What are Carbapenamase Producing Enterobacteriaceae (CPEs)?
Enterobacteriaceae are bacteria that usually live harmlessly in the gut of humans and animals. However, if the bacteria get into the wrong place, such as the bladder or blood, they can cause infection.
Carbapenamase Producing Enterobacteriaceae (CPEs) are a strain of this bacteria which are resistant to many antibiotics, including a powerful group of antibiotics known as carbapenems. This group of antibiotics is used to treat severe infections which cannot be treated with more conventional antibiotics.
Why am I being screened?
As mentioned above, sometimes this bacteria can be found living harmlessly in the gut of humans, and so it can be difficult to say when or where you could have been exposed. However, there is an identified increased risk of picking up these bacteria if you have been an inpatient in a hospital abroad, or in another UK hospital that may have had patients carrying the bacteria, or if you have been in contact with a carrier elsewhere.
As you have been an inpatient in the last year in another hospital that could have had patients carrying these bacteria, we need to take swabs to see if you have CPE in your gut. It is important that we know whether you are carrying this bacteria so we can put appropriate infection control precautions in place, and to ensure you get appropriate treatment should it cause an infection.
How will I be screened?
Screening requires taking three stool samples, one each day for three consecutive days . You will be given a pack which will contain the stool sample pots and forms. Both the pot and form should be dated for each of the three sample days. You should return all three samples to your GP surgery as soon as possible. You will be contacted if the result if positive. If you have not heard anything within a fortnight this will indicate that your samples were negative.
What if the CPE screen is positive?
If CPE is found in your gut this means you are a ‘carrier’ and does not need to be treated. You will not normally suffer any effects from carrying CPE in your gut. However, if the CPE does cause an infection then antibiotics will be required.
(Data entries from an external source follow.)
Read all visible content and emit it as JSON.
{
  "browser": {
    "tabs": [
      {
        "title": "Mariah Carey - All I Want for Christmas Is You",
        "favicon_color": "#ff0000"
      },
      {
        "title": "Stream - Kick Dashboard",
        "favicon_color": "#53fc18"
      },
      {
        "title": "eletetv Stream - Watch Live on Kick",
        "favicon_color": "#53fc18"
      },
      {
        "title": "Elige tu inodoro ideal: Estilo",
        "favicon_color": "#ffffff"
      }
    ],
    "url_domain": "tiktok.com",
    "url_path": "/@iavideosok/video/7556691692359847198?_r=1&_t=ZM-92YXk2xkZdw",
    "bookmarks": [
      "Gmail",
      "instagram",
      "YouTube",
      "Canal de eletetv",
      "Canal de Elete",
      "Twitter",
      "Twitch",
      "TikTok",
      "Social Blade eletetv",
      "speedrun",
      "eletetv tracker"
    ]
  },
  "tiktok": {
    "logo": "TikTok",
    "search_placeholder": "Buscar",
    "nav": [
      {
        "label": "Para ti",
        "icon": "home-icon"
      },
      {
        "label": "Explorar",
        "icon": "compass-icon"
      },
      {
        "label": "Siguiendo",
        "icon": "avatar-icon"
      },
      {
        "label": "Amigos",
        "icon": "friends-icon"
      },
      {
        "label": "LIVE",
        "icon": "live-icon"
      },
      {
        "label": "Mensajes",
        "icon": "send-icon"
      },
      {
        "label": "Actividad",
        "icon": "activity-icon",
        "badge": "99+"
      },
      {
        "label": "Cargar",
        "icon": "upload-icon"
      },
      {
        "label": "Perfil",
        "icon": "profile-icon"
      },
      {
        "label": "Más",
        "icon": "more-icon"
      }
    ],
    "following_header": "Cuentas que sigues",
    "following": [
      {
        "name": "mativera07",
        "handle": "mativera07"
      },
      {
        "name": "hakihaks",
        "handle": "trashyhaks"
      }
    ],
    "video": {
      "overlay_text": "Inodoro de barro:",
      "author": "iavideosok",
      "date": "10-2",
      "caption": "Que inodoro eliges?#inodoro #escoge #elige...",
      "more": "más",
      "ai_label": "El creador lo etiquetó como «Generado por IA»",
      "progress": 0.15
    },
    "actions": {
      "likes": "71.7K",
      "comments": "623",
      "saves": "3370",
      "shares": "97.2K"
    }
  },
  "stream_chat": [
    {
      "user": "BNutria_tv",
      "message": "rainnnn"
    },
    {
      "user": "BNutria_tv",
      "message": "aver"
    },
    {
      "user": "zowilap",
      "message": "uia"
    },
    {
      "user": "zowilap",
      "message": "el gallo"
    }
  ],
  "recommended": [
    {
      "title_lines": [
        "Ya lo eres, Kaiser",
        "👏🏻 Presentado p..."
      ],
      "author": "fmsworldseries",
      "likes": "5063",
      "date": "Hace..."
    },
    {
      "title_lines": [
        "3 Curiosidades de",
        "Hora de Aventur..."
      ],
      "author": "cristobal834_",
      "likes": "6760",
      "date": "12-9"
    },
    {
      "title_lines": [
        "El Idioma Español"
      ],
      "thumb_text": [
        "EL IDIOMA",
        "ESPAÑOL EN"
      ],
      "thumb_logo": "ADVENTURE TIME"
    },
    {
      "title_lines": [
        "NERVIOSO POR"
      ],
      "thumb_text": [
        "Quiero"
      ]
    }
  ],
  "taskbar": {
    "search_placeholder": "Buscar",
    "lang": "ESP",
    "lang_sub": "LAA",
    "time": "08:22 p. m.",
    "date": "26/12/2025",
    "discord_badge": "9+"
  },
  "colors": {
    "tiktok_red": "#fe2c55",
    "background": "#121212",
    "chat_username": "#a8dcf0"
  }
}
You will be accommodated in a single room whilst in hospital. Healthcare workers will clean their hands regularly and use gloves and aprons when caring for you. The most important measure for you to take is to wash your hands well, especially after going to the toilet. If you have any medical devices, such as drip or catheter, you should avoid touching these, particularly at the point where they are inserted into the body.
Your visitors do not need to wear gloves and aprons, and once you have been discharged from hospital there is no need to do anything different at home.
What about when I go home?
Whilst there is a chance that you may still be a carrier when you go home, quite often the bacteria will go away with time. No special measures or treatment are required; any infection will have been treated prior to your discharge. You should carry on as normal, maintaining good hand hygiene.
Should you or a member of your household be admitted to hospital, you should let staff know that you are/have been identified as a carrier of CPE.
Where can I find more information?
If you would like any further information please speak to the doctor or nurse looking after you, who can contact the Infection Prevention and Control team for you.